Reproduce every record below exactly as it appears.

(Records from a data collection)
--------------------------------------------------
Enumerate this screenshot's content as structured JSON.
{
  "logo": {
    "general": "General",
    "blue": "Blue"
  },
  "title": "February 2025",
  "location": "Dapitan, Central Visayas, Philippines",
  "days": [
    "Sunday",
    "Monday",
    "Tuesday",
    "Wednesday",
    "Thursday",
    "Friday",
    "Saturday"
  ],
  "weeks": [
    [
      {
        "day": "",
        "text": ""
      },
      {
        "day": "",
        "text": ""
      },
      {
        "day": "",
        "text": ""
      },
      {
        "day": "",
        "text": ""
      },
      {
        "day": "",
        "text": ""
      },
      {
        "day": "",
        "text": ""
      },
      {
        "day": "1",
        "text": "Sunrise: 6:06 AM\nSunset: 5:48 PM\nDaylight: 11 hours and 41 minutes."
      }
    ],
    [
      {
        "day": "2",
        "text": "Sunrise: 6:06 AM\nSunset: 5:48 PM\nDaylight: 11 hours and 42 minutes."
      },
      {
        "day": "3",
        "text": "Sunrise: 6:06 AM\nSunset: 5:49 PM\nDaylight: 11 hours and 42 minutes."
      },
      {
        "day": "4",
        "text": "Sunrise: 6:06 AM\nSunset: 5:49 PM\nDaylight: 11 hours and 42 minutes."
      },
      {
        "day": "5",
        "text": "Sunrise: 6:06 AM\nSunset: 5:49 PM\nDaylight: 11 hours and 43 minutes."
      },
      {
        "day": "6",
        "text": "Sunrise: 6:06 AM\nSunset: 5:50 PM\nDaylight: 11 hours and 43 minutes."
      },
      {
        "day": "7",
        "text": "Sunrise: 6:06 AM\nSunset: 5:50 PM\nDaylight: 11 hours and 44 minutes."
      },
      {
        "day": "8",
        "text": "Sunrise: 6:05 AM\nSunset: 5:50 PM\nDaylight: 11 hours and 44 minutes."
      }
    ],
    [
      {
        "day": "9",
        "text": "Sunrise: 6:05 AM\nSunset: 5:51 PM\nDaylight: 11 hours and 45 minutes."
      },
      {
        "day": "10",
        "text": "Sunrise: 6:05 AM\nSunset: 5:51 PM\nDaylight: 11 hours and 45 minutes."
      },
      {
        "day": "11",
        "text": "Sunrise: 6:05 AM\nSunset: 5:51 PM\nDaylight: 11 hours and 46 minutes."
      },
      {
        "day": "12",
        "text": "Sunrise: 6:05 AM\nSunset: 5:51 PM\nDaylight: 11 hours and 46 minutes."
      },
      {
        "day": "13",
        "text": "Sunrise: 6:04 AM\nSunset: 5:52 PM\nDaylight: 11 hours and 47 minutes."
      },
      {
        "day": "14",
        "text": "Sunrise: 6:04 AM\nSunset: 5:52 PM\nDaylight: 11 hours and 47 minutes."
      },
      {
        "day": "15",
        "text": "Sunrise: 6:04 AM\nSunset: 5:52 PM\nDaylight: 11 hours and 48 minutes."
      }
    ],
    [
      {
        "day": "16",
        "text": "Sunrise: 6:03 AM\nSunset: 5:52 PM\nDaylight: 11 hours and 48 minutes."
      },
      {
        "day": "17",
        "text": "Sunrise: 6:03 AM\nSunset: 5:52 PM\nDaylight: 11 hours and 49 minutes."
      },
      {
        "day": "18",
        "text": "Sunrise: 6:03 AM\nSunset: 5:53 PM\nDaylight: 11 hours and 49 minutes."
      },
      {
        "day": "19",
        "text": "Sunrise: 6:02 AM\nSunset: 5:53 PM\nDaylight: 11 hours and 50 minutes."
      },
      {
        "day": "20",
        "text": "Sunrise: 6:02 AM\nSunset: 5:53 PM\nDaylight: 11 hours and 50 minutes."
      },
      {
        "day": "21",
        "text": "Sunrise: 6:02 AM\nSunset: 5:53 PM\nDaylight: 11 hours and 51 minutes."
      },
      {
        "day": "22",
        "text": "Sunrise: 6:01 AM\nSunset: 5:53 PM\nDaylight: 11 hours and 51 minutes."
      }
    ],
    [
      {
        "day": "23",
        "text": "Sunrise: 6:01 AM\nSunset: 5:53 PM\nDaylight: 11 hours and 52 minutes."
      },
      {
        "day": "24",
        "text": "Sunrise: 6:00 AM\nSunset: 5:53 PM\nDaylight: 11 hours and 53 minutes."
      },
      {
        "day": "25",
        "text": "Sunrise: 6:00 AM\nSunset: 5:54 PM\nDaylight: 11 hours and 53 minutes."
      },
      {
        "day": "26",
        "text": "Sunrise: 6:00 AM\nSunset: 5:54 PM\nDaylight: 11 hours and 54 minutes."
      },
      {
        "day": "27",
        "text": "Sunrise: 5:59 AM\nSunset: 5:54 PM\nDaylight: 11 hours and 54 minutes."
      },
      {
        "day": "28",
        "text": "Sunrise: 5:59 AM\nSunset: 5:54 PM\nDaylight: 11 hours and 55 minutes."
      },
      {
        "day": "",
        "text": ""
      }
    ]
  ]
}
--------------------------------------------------
Completed exercise
Enumerate this screenshot's content as structured JSON.
{
  "logo": {
    "general": "General",
    "blue": "Blue"
  },
  "title": "February 2025",
  "location": "Dapitan, Central Visayas, Philippines",
  "days": [
    "Sunday",
    "Monday",
    "Tuesday",
    "Wednesday",
    "Thursday",
    "Friday",
    "Saturday"
  ],
  "weeks": [
    [
      {
        "day": "",
        "text": ""
      },
      {
        "day": "",
        "text": ""
      },
      {
        "day": "",
        "text": ""
      },
      {
        "day": "",
        "text": ""
      },
      {
        "day": "",
        "text": ""
      },
      {
        "day": "",
        "text": ""
      },
      {
        "day": "1",
        "text": "Sunrise: 6:06 AM\nSunset: 5:48 PM\nDaylight: 11 hours and 41 minutes."
      }
    ],
    [
      {
        "day": "2",
        "text": "Sunrise: 6:06 AM\nSunset: 5:48 PM\nDaylight: 11 hours and 42 minutes."
      },
      {
        "day": "3",
        "text": "Sunrise: 6:06 AM\nSunset: 5:49 PM\nDaylight: 11 hours and 42 minutes."
      },
      {
        "day": "4",
        "text": "Sunrise: 6:06 AM\nSunset: 5:49 PM\nDaylight: 11 hours and 42 minutes."
      },
      {
        "day": "5",
        "text": "Sunrise: 6:06 AM\nSunset: 5:49 PM\nDaylight: 11 hours and 43 minutes."
      },
      {
        "day": "6",
        "text": "Sunrise: 6:06 AM\nSunset: 5:50 PM\nDaylight: 11 hours and 43 minutes."
      },
      {
        "day": "7",
        "text": "Sunrise: 6:06 AM\nSunset: 5:50 PM\nDaylight: 11 hours and 44 minutes."
      },
      {
        "day": "8",
        "text": "Sunrise: 6:05 AM\nSunset: 5:50 PM\nDaylight: 11 hours and 44 minutes."
      }
    ],
    [
      {
        "day": "9",
        "text": "Sunrise: 6:05 AM\nSunset: 5:51 PM\nDaylight: 11 hours and 45 minutes."
      },
      {
        "day": "10",
        "text": "Sunrise: 6:05 AM\nSunset: 5:51 PM\nDaylight: 11 hours and 45 minutes."
      },
      {
        "day": "11",
        "text": "Sunrise: 6:05 AM\nSunset: 5:51 PM\nDaylight: 11 hours and 46 minutes."
      },
      {
        "day": "12",
        "text": "Sunrise: 6:05 AM\nSunset: 5:51 PM\nDaylight: 11 hours and 46 minutes."
      },
      {
        "day": "13",
        "text": "Sunrise: 6:04 AM\nSunset: 5:52 PM\nDaylight: 11 hours and 47 minutes."
      },
      {
        "day": "14",
        "text": "Sunrise: 6:04 AM\nSunset: 5:52 PM\nDaylight: 11 hours and 47 minutes."
      },
      {
        "day": "15",
        "text": "Sunrise: 6:04 AM\nSunset: 5:52 PM\nDaylight: 11 hours and 48 minutes."
      }
    ],
    [
      {
        "day": "16",
        "text": "Sunrise: 6:03 AM\nSunset: 5:52 PM\nDaylight: 11 hours and 48 minutes."
      },
      {
        "day": "17",
        "text": "Sunrise: 6:03 AM\nSunset: 5:52 PM\nDaylight: 11 hours and 49 minutes."
      },
      {
        "day": "18",
        "text": "Sunrise: 6:03 AM\nSunset: 5:53 PM\nDaylight: 11 hours and 49 minutes."
      },
      {
        "day": "19",
        "text": "Sunrise: 6:02 AM\nSunset: 5:53 PM\nDaylight: 11 hours and 50 minutes."
      },
      {
        "day": "20",
        "text": "Sunrise: 6:02 AM\nSunset: 5:53 PM\nDaylight: 11 hours and 50 minutes."
      },
      {
        "day": "21",
        "text": "Sunrise: 6:02 AM\nSunset: 5:53 PM\nDaylight: 11 hours and 51 minutes."
      },
      {
        "day": "22",
        "text": "Sunrise: 6:01 AM\nSunset: 5:53 PM\nDaylight: 11 hours and 51 minutes."
      }
    ],
    [
      {
        "day": "23",
        "text": "Sunrise: 6:01 AM\nSunset: 5:53 PM\nDaylight: 11 hours and 52 minutes."
      },
      {
        "day": "24",
        "text": "Sunrise: 6:00 AM\nSunset: 5:53 PM\nDaylight: 11 hours and 53 minutes."
      },
      {
        "day": "25",
        "text": "Sunrise: 6:00 AM\nSunset: 5:54 PM\nDaylight: 11 hours and 53 minutes."
      },
      {
        "day": "26",
        "text": "Sunrise: 6:00 AM\nSunset: 5:54 PM\nDaylight: 11 hours and 54 minutes."
      },
      {
        "day": "27",
        "text": "Sunrise: 5:59 AM\nSunset: 5:54 PM\nDaylight: 11 hours and 54 minutes."
      },
      {
        "day": "28",
        "text": "Sunrise: 5:59 AM\nSunset: 5:54 PM\nDaylight: 11 hours and 55 minutes."
      },
      {
        "day": "",
        "text": ""
      }
    ]
  ]
}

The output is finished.